Manufacturing Plant Relocation Checklist
- Log your move-in/move-out responsibilities at each facility. What do you have to do in your old facility to resolve your obligations there? Clean the facility? Remove any modifications you made? Also, what must you do to take occupancy of the new building? Make a list so you’re not caught off-guard on moving day.
- Assign tasks to specific groups and personnel. Your team should be able to start helping in the relocation process as part of their normal work day. Perhaps assign groups the task of getting their departments or workstations ready. That way, when the packaging company arrives, many smaller parts are already packaged and ready to go.
- Label every item. Confusion and uncertainty can be the biggest time wasters in a relocation. You can eliminate that by labeling every package with what is in the package and where it should go in the new facility. That keeps everything efficient and on-schedule.
- Start with non-essential items. As soon as you have access to the new facility, start moving items that aren’t essential to your daily operations. With those items already moved, you reduce the amount of packaging necessary and limit your downtime.
- Have a communication plan. There are always surprises and on-the-fly decisions on relocation day. What’s the process for making those decisions? How do questions get asked? What’s the fastest and most appropriate channel? Put a communication plan in place so that you and your team can make decisions quickly.
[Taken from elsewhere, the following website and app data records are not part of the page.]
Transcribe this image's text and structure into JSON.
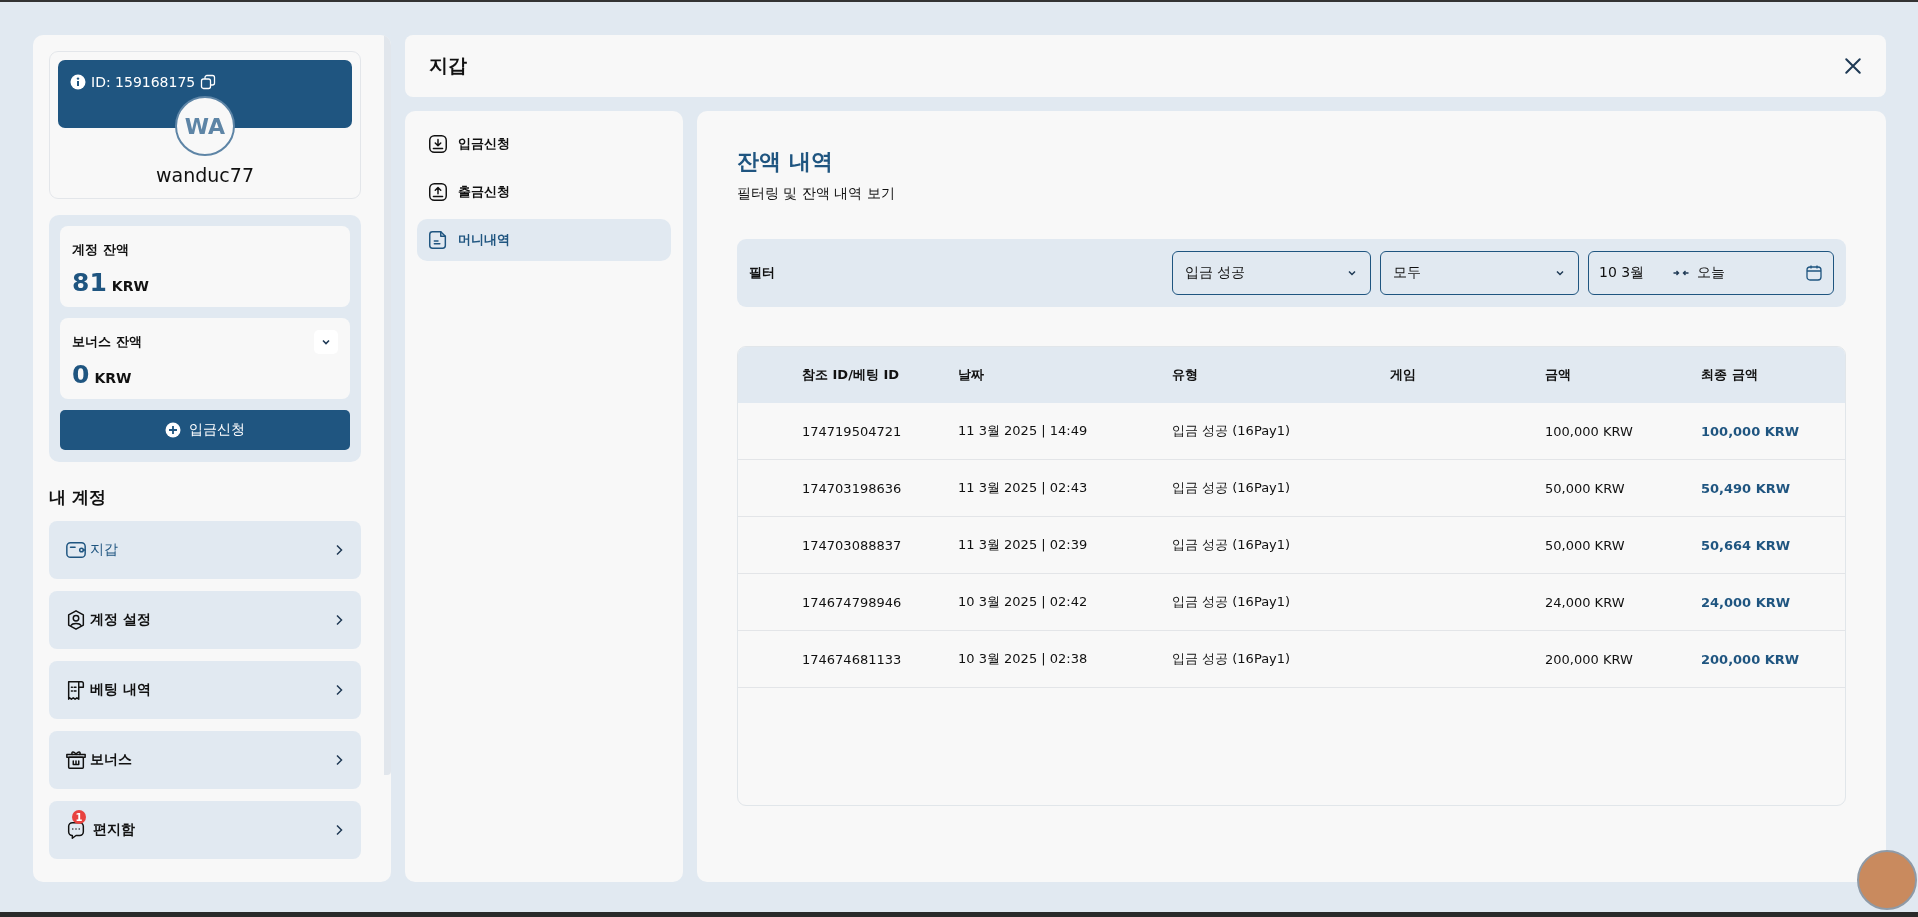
{
  "profile": {
    "id_label": "ID: 159168175",
    "initials": "WA",
    "username": "wanduc77"
  },
  "balances": [
    {
      "kind": "plain",
      "label": "계정 잔액",
      "amount": "81",
      "currency": "KRW"
    },
    {
      "kind": "collapsible",
      "label": "보너스 잔액",
      "amount": "0",
      "currency": "KRW",
      "expanded": false
    }
  ],
  "deposit_button": "입금신청",
  "account_menu": {
    "heading": "내 계정",
    "items": [
      {
        "label": "지갑",
        "selected": true
      },
      {
        "label": "계정 설정",
        "selected": false
      },
      {
        "label": "베팅 내역",
        "selected": false
      },
      {
        "label": "보너스",
        "selected": false
      },
      {
        "label": "편지함",
        "selected": false,
        "badge": "1"
      }
    ]
  },
  "window": {
    "title": "지갑"
  },
  "wallet_nav": [
    {
      "label": "입금신청",
      "selected": false
    },
    {
      "label": "출금신청",
      "selected": false
    },
    {
      "label": "머니내역",
      "selected": true
    }
  ],
  "history": {
    "title": "잔액 내역",
    "subtitle": "필터링 및 잔액 내역 보기",
    "filter": {
      "label": "필터",
      "selects": [
        {
          "value": "입금 성공"
        },
        {
          "value": "모두"
        }
      ],
      "date_range": {
        "from": "10 3월",
        "to": "오늘"
      }
    },
    "table": {
      "columns": [
        "참조 ID/베팅 ID",
        "날짜",
        "유형",
        "게임",
        "금액",
        "최종 금액"
      ],
      "rows": [
        {
          "ref": "174719504721",
          "date": "11 3월 2025 | 14:49",
          "type": "입금 성공 (16Pay1)",
          "amount": "100,000 KRW",
          "final": "100,000 KRW"
        },
        {
          "ref": "174703198636",
          "date": "11 3월 2025 | 02:43",
          "type": "입금 성공 (16Pay1)",
          "amount": "50,000 KRW",
          "final": "50,490 KRW"
        },
        {
          "ref": "174703088837",
          "date": "11 3월 2025 | 02:39",
          "type": "입금 성공 (16Pay1)",
          "amount": "50,000 KRW",
          "final": "50,664 KRW"
        },
        {
          "ref": "174674798946",
          "date": "10 3월 2025 | 02:42",
          "type": "입금 성공 (16Pay1)",
          "amount": "24,000 KRW",
          "final": "24,000 KRW"
        },
        {
          "ref": "174674681133",
          "date": "10 3월 2025 | 02:38",
          "type": "입금 성공 (16Pay1)",
          "amount": "200,000 KRW",
          "final": "200,000 KRW"
        }
      ]
    }
  }
}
- Show your appreciation. Relocations can be stressful for everyone involved. Once the job is complete and you’re up-and-running in your new space, be sure to celebrate the accomplishment with your employees and other team members